So when Epstein talks about "tradition" and the "Cubs Way," they are hugely important terms for different reasons. He can't possibly be talking about Cubs tradition from the past, which we've already determined doesn't exist (except for maybe Wrigley Field). No, tradition simply refers to what is created when he implements the "Cubs Way." See, Epstein has a plan that he labels the "Cubs Way" that involves instituting a culture change from the top of the organization to the towel boy in rookie ball. It's a plan he's instituted before to great success, and one that represents why certain teams are just always good.
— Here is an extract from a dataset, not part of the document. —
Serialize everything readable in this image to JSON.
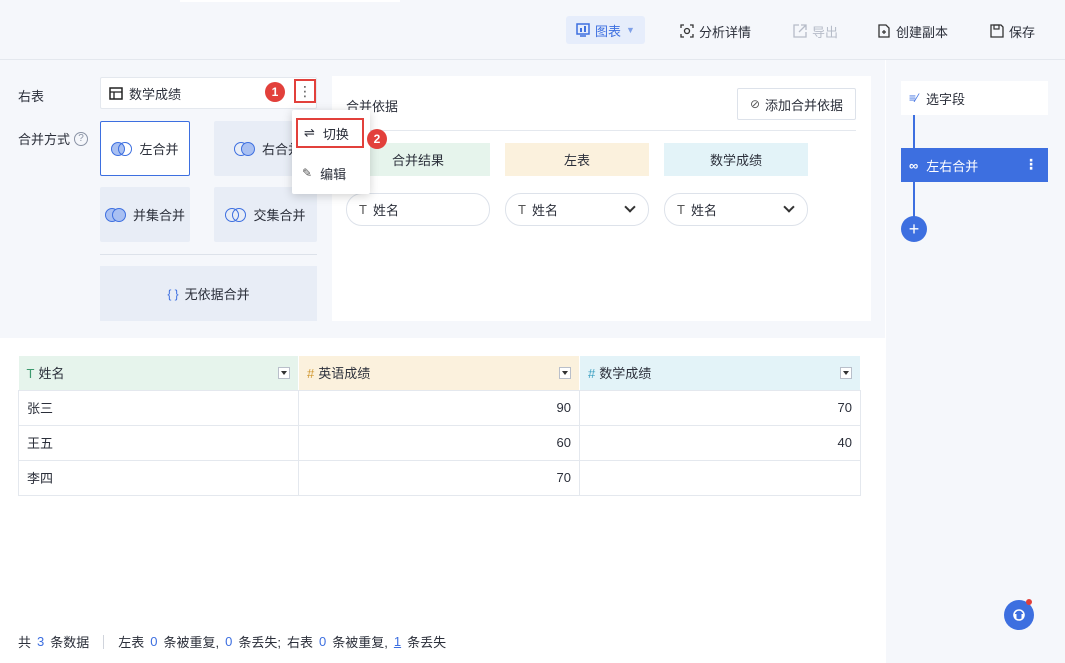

His plan starts with the front office and making sure that all the people working there have the same mentality that everything they do in their job is to make the Cubs a better franchise and better team. Epstein doesn't have to worry about ownership, for Tom Ricketts has demonstrated with the hiring of Epstein that he is fully committed to making the "Cubs Way" more than just pipe dream fodder to fill the increasingly empty Wrigley Field seats. From there, he needs to hire a manager who thinks the same way, and in my opinion this needs to be a younger guy with energy and much to prove. Just watch Ron Washington, the manager for the Texas Rangers, and his mannerisms and energy in the dugout. Who wouldn't want to play for that guy? And to have the "Cubs Way" permeate through the entire organization, he needs to hire coaches at all levels who feel the same way.

On the player side of things, Epstein cannot say that he is changing the culture of the Cubs if he doesn't get rid of overpaid and lazy veterans like Alfonso Soriano and Aramis Ramirez. Nor can he say that he is changing the culture if he keeps a player like Carlos Zambrano, who in my mind is a certified psychopath, in the clubhouse. To allow these clubhouse cancers, who have already started to negatively affect the development of younger players such as star-in-the-making Starlin Castro, to stay around undermines anything he is trying to do. Get Ricketts to pay a chunk of money to Soriano and Zambrano and ship them out of town, and just let Ramirez walk. It's that simple.

In addition to actual players, he needs to get a scouting department together that finds players who fit this mentality and do what it takes to sign them. He's already well on his way to making this happen with him supposedly bringing in Jed Hoyer and Jason McLeod, both of whom can make sure that the "Cubs Way" actually happens. I'd like to see Epstein keep current head of scouting Tim Wilken on board to work with Jason McLeod as a way of blending old school and new school scouting. The only thing is, in this area of his plan, we're going to need to wait a couple years to see any fruits from the tree.

Obviously, this is hard enough for anyone to achieve with any team, not to mention the horrible Cubs team that Epstein inherits. But it is possible, and he's done it before. And at this point, everything he is saying has to be music to the ears of Cubs fans who instinctively think that something will go wrong. At the very least, it's a refreshing change to a stagnant and musty organization.

On a final note, I was lucky enough to run into Epstein this afternoon on my way to the Addison Red Line stop (I'll include some pictures after the post). There were a couple Cubs fans outside as it was right after his press conference, and he walked out of Wrigley to take some pictures for the media under the Wrigley marquee. Even though he was surrounded by a horde of media, national and local, he took the time to shake the hand of all 5-10 Cubs fans (including myself) that were waiting outside to take pictures. He told the group of us that he can't wait to get started and that Cubs fans deserve a winner. There was something so refreshingly honest and earnest about what he said and how he said it, and it hit close to home. Yes, we do deserve a winner Theo. And I think you're the one to do it.

Theo swarmed by the media 
Giving the ever-annoying Ronnie Woo-Woo his welcome
Signing a few autographs
Theo and his wife, Marie
Posing for the media under the marquee after meeting some fans


Katy Korth said...

It's refreshing to have such a young and motivated leader working for the Cubs. I'm glad he's taking such an in-depth approach to this new adventure.